The Belgian State and Engie Reach an Agreement for the Prolongation of Two Nuclear Plants

July 11, 2023

On June 28, 2023, the Belgian government and the French company Engie reached an interim agreement on the prolongation for 10 years of two of the country’s nuclear plants (Tihange 3 and Doel 4).

With this plan, Belgium definitively breaks with its ambition to stop using nuclear energy by 2025, in response to the war in Ukraine and the energy crisis.  The agreement organizes the allocation of risks between Engie and the Belgian State. It deals with two main aspects: the prolongation of the nuclear plants and the respective obligations of both parties concerning nuclear waste.

Prolongation.  The nuclear plants will be incorporated into a legal entity owned 50/50 by the State and Engie.  Both parties have committed to exercise their best efforts to have the plants operational again as of November 2026.  This deadline will be moved to November 2025 if the relevant regulatory requirements are modified in the meantime.  The achievement of this deadline is essential to avoid a black-out during the winter of 2025-2026. The cost price of electricity is also set under a two-way contract for difference, a mechanism that has been widely used in Europe to foster the development of renewables. [1] Under the contract for difference, any surplus generated when the effective market price is above the agreed cost price will be to the benefit of the Belgian State.  However, if the effective market price is below the agreed cost price, the State will have to pay the difference to Engie.  The agreement provides for specific mechanisms to ensure that both parties have a shared interest in the technical and economic efficiency of the plants.

Nuclear Waste.  Engie will pay a lump sum of 15 billion euros to settle definitively its nuclear waste management obligations for all of its seven nuclear facilities in Belgium.  Payment will be made to a sovereign fund specially created to finance the waste’s burying process after 2050 and until 2135, in two instalments.  The first 80% will be due as early as in 2024.  The remaining 20% will have to be paid when the reactors restart in 2026.  This amount was determined with the help of ONDRAF,[2] the national organization dealing with nuclear waste.  It encompasses a risk premium of 43 percent and comes above the costs of dismantling that are already carried by Engie.  Engie’s full commitment, based on current nuclear reserves, should amount to about 23 billion euros.   The remaining risks related to nuclear waste will be borne by the Belgian State.  A similar system has been adopted in Germany even though the risk premium agreed by the nuclear company there was significantly lower. [3] The Commission decided not to raise any objections against this system and deemed it compatible with Article 107(3)(c) TFEU.[4] 

State aid.

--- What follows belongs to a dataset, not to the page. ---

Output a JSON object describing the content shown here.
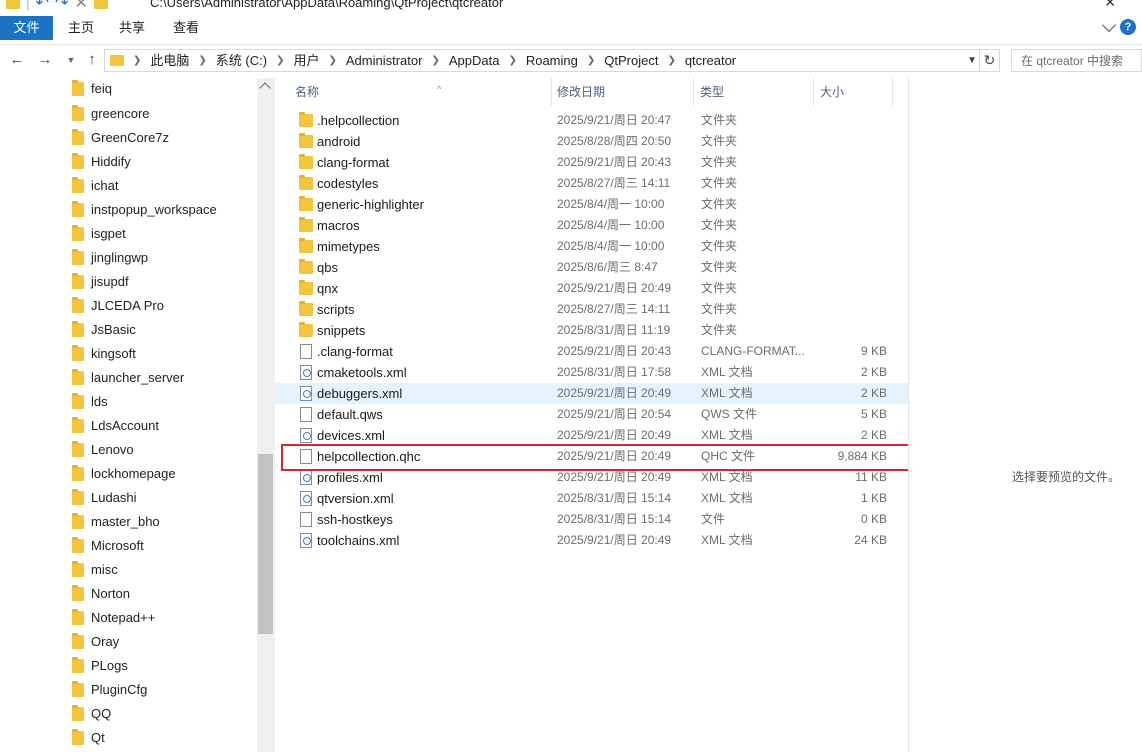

A final agreement will likely have to be notified to the Commission and examined under the state aid rules.  The Commission should pay close attention to the allocation of risk between the Belgian State and Engie under the contract for difference and nuclear waste management settlement. It had previously reviewed and approved a contract for difference to support the development of the Hinkley Point C reactor in the United Kingdom.[5]It will also not be the first time that the Commission reviews State aid provided in the nuclear sector in Belgium. [6]

A final agreement is expected for the end of July.  It will be signed in the fourth quarter of 2023, then ratified by Parliament.

[1]European Commission, « Q&A Eu’s internal electricity market design revision », March 14 2023, available here

[2] « L’Organisme national des déchets radioactifs et des matières fossiles enrichies ».

[3]Les Echos, « Nucléaire – Engie et la Belgique trouvent in extremis un accord », June 29 2023, available here,

[4] Commission Decision 2017/4249 of June 16 2017 on the aid measure SA.45296 (2017/N), see press release.

[5] Commission Decision (EU) 2015/658 of 8 October 2014 on the aid measure SA.34947 (2013/C), upheld by the Court of Justice in Austria v. Commission (Case C-594/18 P), see press release.

[6] Commission Decision 2017/4668 of July 14 2017 on the aid measure SA.46602 (2017/N), see press release.  For state aid granted by the Belgian State related to the electricity market and for the transition out of nuclear energy, see Commission Decision 2018/589 of February 2, 2018 on the aid measure SA.48648 (2017/NN), see press release and Commission Decision 2021/6431 of August 27 2021 on the aid measure SA.54915 (2020/C), see press release.